Wild Side: A new perspective

Variation, on even a small scale, matters.

An Allegheny mound ant, working on the landscape it loves. — Matt Pelikan

If you’re reading this, you’re probably a human being. As such, while there are exceptions, you’re likely more than five feet long and weigh more than 120 pounds. With the exception of decent-size white-tailed deer, you’re larger than any wild, land-dwelling animal on the Vineyard.

Moreover, you’re the beneficiary of cultural patterns and technology that make you relatively impervious to variations in the natural environment around you. As a result, you can afford very coarse perceptions of your surroundings. When you pass a woodland, you see a woodland; a stream, and you see a stream. That suffices.

It’s worth reflecting on how unusual this is. Most of our terrestrial arthropods, for instance, are much less than an inch in length. An area that you cross in a few of your erect-primate strides is an entire landscape to a small beetle, with plenty of room for meaningful differences in structure, temperature, or humidity.

As a naturalist, I fight hard against my inborn obtuseness. To find wildlife — let alone to understand it — you need to learn to view the world from a new perspective. Variation on an incredibly small scale can matter to wild plants and animals, even making the difference between life and death. With so much at stake, everything from worms to birds perceives a world that is far more nuanced than what humans tend to see.

A woodland contains an infinity of distinct niches; each square foot of stream has its own substrate composition, temperature regime, and pattern of depth and water velocity. In contrast to blunt human perception, wildlife survives by noticing and responding to these differences, finding what works, avoiding what doesn’t, fleeing what’s lethal.

Red-legged grasshoppers in my yard, for example, get dramatically thinned out by a night in which our porch thermometer records temperatures in the upper teens. But a few individuals usually survive, and it takes colder temperatures, or at least repeated or prolonged exposure to cold, to finish off the last of these grasshoppers. In mild seasons, I find this species into early January.

Part of the explanation is surely differences in health among the grasshoppers that are present to start with. Some individuals, a bit larger than others, retain heat better. Others, having fed more successfully, have stored more fat in their tissues, providing insulation and energy.

But another part of the explanation probably lies in small-scale differences in the conditions under which particular grasshoppers confront a cold night. Some may be under leaves or dead vegetation offering particularly good insulation from the cold. Others, perhaps, hunker down in a spot where a lot of microbial activity is taking place — a process of decay, generating a small amount of heat that can make a difference of a critical degree or two.

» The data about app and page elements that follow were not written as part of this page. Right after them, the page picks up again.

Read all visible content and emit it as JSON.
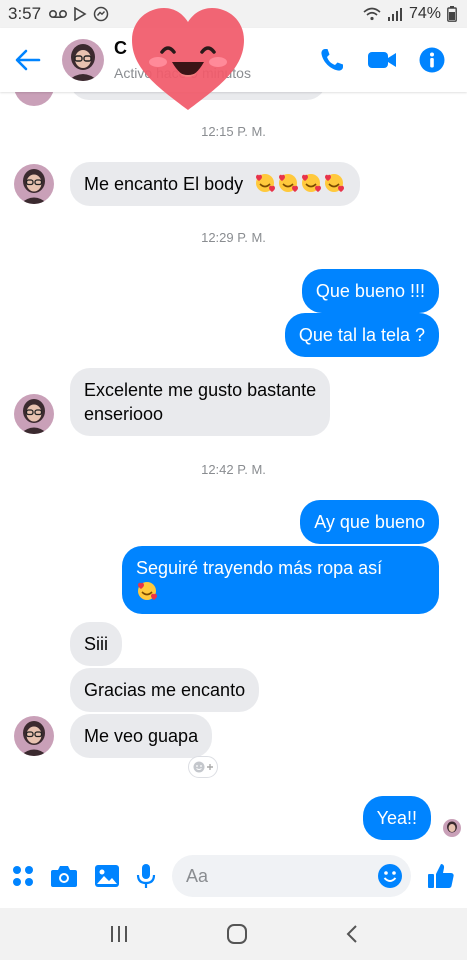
{
  "status_bar": {
    "time": "3:57",
    "battery": "74%"
  },
  "header": {
    "contact_name": "C",
    "active_status": "Activo hace 9 minutos"
  },
  "messages": [
    {
      "type": "time",
      "text": "12:15 P. M."
    },
    {
      "type": "in",
      "text": "Me encanto El body",
      "emoji_count": 4
    },
    {
      "type": "time",
      "text": "12:29 P. M."
    },
    {
      "type": "out",
      "text": "Que bueno !!!"
    },
    {
      "type": "out",
      "text": "Que tal la tela ?"
    },
    {
      "type": "in",
      "lines": [
        "Excelente me gusto bastante",
        "enseriooo"
      ]
    },
    {
      "type": "time",
      "text": "12:42 P. M."
    },
    {
      "type": "out",
      "text": "Ay que bueno"
    },
    {
      "type": "out",
      "text": "Seguiré trayendo más ropa así",
      "emoji_count": 1
    },
    {
      "type": "in",
      "text": "Siii"
    },
    {
      "type": "in",
      "text": "Gracias me encanto"
    },
    {
      "type": "in",
      "text": "Me veo guapa"
    },
    {
      "type": "out",
      "text": "Yea!!"
    }
  ],
  "composer": {
    "placeholder": "Aa"
  },
  "colors": {
    "accent": "#0084ff",
    "incoming_bubble": "#e9eaed",
    "timestamp": "#8a8d91"
  },
  "icons": {
    "header": [
      "back-arrow-icon",
      "phone-icon",
      "video-camera-icon",
      "info-icon"
    ],
    "composer": [
      "apps-grid-icon",
      "camera-icon",
      "gallery-icon",
      "microphone-icon",
      "emoji-icon",
      "like-icon"
    ],
    "navbar": [
      "recent-apps-icon",
      "home-icon",
      "back-icon"
    ]
  }
}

The point is that humans look at a thermometer and see a uniform 15° night. A grasshopper skips the thermometer, but sees, instead, habitat rife with variation, albeit subtle and at a very small scale. Individuals with good instincts, or perhaps just good luck, end up in tiny patches that are marginally warmer than the rest of the yard. And that helps buy them an extra week or two of life.

In the case of my grasshoppers, variation on a spatial scale of inches or feet and reflecting only minor differences in temperature are enough to matter. Even over such small distances, though, differences can be dramatic. A patch of ground that receives full sun may exist right next to a patch that is fully shaded. But these patches differ widely in amount of light received, average temperature, and humidity. A careful look will likely reveal significant biological differences between the two spots. The joy and the challenge of studying nature is learning what species likes to be where. Each micro-habitat has its own ecology.

There is no limit to what sort of variation might matter to a plant or animal. Ants, for instance, many of which excavate vast underground nests, exhibit an incredibly nuanced understanding of soil, each species zeroing in on a preferred particle size and degree of wetness. Allegheny mound ants, for example, which mass the spoil from their tunnels into heaps that may be 5 feet across and 18 inches high, unerringly find the same type of coarse, well-drained sand to dig in. But you — do you even think about soil structure as you walk around?

A patch of loose sand, seen by a beetle, is a boulder field the size of a county. A pebble on that patch, too small for us to notice, offers concealment from predators, or cooling shade on an excessively hot day. One of the pleasures of studying nature is making the imaginative leap of seeing the world as wildlife sees it: a profoundly nuanced matrix of risk and opportunity, shaping what occurs where and when.